Top of Dataset records

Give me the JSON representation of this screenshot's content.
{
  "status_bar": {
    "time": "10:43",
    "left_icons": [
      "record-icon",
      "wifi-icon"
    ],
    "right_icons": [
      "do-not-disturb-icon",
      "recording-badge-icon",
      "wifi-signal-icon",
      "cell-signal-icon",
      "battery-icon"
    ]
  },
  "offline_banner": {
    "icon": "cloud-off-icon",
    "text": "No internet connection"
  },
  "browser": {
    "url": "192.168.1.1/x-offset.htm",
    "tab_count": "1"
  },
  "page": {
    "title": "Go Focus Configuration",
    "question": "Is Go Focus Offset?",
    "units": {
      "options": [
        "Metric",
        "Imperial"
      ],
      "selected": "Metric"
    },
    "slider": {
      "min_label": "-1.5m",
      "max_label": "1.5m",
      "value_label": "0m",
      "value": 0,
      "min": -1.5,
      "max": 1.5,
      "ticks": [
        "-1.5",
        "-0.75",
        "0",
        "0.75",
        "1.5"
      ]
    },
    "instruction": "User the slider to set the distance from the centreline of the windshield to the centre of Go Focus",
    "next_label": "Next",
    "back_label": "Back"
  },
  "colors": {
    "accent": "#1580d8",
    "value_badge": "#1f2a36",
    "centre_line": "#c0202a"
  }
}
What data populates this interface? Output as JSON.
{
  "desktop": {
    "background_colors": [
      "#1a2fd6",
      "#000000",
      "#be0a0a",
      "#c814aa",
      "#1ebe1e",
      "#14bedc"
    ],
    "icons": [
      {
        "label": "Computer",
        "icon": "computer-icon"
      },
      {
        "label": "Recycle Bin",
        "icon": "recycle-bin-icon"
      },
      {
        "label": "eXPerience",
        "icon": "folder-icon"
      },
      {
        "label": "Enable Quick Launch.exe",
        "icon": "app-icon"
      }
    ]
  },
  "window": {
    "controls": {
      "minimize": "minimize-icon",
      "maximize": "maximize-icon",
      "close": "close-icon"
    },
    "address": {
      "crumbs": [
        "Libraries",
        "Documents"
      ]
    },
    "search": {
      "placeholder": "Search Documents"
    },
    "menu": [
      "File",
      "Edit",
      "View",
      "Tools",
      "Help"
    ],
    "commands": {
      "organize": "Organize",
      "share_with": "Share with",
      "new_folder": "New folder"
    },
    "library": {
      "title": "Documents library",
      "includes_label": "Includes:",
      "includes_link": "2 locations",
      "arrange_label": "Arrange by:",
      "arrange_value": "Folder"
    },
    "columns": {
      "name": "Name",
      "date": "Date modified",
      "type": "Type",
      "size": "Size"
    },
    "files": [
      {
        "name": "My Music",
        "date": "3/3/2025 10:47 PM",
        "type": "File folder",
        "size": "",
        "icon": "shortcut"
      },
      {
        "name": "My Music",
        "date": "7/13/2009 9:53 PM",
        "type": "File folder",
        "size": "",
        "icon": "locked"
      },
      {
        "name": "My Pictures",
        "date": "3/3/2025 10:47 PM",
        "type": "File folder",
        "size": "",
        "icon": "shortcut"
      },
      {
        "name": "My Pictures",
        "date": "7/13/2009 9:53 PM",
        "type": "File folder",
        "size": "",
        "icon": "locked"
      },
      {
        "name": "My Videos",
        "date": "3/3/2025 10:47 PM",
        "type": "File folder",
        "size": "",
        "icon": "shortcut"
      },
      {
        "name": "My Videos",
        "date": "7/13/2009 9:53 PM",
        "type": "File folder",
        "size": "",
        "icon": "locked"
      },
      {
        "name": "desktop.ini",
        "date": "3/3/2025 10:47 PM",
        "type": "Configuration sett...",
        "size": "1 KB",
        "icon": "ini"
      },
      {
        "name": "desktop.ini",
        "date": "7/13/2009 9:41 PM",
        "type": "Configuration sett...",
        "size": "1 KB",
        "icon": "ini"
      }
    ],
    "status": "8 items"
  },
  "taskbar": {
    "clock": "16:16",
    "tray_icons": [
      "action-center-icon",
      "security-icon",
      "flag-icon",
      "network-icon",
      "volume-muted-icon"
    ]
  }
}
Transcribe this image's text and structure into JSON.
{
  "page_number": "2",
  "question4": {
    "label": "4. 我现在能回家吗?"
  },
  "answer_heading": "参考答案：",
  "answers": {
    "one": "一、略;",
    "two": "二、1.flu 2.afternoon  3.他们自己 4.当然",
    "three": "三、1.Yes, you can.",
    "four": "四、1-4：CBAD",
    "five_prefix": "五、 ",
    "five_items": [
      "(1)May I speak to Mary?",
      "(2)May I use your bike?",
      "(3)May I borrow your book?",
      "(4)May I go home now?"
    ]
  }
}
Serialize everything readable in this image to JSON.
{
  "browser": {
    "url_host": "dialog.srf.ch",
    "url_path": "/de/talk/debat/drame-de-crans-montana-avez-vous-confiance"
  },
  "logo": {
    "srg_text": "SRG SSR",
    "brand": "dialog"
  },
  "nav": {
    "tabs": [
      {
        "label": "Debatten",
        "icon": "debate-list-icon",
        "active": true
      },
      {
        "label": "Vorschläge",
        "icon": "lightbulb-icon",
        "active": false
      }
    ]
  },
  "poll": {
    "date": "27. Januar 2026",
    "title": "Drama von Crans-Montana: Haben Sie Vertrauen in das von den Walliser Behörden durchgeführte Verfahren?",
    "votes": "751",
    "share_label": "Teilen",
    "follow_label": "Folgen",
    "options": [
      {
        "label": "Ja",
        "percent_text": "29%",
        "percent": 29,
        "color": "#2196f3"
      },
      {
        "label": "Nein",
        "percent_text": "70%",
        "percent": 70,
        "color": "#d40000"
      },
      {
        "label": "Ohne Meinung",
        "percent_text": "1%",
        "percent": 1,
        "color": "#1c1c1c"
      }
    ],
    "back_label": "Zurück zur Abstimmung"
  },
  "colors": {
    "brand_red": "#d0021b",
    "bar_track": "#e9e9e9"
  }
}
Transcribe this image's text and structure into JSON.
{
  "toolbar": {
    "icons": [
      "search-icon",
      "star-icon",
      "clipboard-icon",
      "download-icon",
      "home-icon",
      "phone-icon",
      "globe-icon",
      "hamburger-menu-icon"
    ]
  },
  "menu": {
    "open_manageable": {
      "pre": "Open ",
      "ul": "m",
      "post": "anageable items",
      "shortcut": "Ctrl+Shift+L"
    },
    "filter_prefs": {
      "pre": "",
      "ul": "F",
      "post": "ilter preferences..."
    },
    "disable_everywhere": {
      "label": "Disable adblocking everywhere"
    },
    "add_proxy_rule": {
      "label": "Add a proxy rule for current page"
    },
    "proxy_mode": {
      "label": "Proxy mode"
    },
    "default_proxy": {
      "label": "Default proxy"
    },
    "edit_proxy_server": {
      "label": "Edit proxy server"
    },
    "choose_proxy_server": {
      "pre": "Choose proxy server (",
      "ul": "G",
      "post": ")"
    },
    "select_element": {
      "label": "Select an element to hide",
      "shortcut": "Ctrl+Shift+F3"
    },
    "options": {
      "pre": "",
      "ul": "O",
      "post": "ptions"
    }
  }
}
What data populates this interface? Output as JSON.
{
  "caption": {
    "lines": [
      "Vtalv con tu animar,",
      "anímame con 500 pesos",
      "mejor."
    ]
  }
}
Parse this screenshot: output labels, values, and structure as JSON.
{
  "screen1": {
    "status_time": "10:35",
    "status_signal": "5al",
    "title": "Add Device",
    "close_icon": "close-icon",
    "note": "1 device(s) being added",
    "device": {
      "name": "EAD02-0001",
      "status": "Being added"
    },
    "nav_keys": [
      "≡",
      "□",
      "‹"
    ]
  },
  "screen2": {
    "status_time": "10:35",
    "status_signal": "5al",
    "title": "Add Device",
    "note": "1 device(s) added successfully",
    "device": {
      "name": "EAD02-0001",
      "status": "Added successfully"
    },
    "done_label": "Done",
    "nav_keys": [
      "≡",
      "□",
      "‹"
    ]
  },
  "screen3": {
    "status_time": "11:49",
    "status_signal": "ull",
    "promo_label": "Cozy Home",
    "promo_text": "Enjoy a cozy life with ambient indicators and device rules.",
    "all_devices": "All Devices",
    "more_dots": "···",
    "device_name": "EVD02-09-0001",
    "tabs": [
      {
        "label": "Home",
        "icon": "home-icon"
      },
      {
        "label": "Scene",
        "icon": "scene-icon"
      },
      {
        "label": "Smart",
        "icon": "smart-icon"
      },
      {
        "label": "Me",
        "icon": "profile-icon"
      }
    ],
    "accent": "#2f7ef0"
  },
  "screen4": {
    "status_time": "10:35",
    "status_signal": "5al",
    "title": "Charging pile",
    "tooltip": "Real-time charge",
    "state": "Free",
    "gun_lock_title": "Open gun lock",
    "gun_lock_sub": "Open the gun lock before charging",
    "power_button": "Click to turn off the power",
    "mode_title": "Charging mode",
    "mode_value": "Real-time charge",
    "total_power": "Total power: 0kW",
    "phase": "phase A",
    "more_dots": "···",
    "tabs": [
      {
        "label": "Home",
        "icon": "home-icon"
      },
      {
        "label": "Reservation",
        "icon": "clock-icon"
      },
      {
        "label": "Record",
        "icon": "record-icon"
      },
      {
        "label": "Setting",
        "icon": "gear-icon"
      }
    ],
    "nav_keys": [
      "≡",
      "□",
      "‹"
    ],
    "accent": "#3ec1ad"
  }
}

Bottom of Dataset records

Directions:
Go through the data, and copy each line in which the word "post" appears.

Written answer:
      "post": "anageable items",
      "post": "ilter preferences..."
      "post": ")"
      "post": "ptions"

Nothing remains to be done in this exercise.